> Materials provided

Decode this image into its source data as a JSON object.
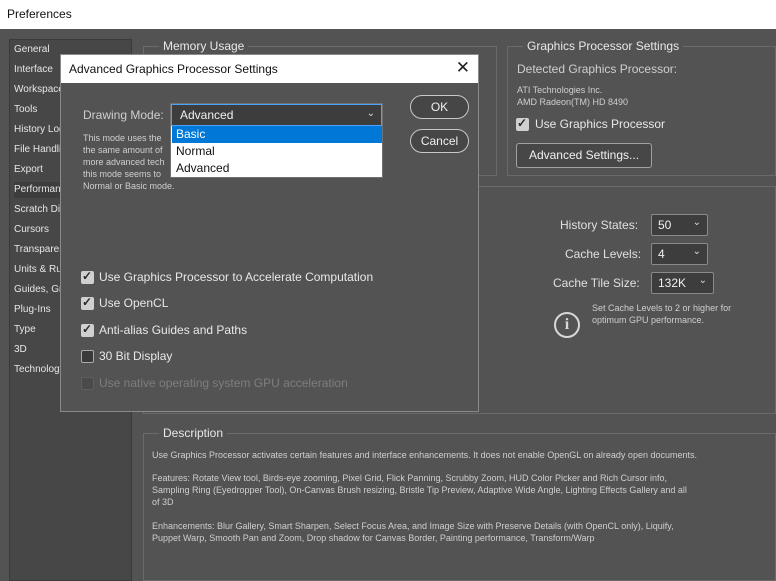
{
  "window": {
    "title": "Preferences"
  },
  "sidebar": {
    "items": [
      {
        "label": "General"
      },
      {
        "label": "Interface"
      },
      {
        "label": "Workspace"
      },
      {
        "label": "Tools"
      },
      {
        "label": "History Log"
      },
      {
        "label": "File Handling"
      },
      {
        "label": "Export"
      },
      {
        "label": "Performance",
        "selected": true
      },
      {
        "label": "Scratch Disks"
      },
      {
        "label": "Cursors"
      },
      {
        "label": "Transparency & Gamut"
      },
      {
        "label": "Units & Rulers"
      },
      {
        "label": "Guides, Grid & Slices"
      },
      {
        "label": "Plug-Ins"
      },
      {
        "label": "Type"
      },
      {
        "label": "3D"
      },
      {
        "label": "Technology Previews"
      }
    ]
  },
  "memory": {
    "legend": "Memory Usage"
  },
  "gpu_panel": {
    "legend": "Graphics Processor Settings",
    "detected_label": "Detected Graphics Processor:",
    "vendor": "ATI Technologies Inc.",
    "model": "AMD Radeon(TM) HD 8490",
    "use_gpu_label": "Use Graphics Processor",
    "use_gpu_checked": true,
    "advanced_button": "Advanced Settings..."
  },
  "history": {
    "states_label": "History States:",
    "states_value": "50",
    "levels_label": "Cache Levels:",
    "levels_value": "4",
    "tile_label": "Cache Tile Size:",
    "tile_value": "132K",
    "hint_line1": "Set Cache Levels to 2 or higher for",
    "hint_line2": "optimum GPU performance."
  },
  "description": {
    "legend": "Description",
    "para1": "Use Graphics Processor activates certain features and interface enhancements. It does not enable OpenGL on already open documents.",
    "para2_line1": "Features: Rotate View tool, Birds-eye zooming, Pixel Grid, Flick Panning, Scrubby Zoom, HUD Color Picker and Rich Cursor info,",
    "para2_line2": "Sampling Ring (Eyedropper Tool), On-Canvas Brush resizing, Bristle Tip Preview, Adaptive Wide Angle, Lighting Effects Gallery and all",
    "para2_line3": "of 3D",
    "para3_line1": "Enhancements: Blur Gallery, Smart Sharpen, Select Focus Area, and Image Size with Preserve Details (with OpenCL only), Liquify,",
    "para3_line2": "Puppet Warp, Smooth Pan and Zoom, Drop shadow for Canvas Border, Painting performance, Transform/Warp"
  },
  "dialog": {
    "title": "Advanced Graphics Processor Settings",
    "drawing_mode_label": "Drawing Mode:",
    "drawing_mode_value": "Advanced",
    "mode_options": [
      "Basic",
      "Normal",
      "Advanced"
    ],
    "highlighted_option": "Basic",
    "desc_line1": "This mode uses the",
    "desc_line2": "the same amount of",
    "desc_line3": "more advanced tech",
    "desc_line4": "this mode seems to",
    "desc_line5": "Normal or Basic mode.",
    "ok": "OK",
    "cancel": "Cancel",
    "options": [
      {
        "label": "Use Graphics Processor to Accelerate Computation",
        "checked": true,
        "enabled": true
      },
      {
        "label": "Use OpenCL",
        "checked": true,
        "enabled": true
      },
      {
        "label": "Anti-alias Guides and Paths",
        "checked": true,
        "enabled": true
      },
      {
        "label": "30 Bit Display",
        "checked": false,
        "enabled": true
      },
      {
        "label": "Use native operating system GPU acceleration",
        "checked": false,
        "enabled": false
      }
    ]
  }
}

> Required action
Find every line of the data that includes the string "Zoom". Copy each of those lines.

> Task result
    "para2_line1": "Features: Rotate View tool, Birds-eye zooming, Pixel Grid, Flick Panning, Scrubby Zoom, HUD Color Picker and Rich Cursor info,",
    "para3_line2": "Puppet Warp, Smooth Pan and Zoom, Drop shadow for Canvas Border, Painting performance, Transform/Warp"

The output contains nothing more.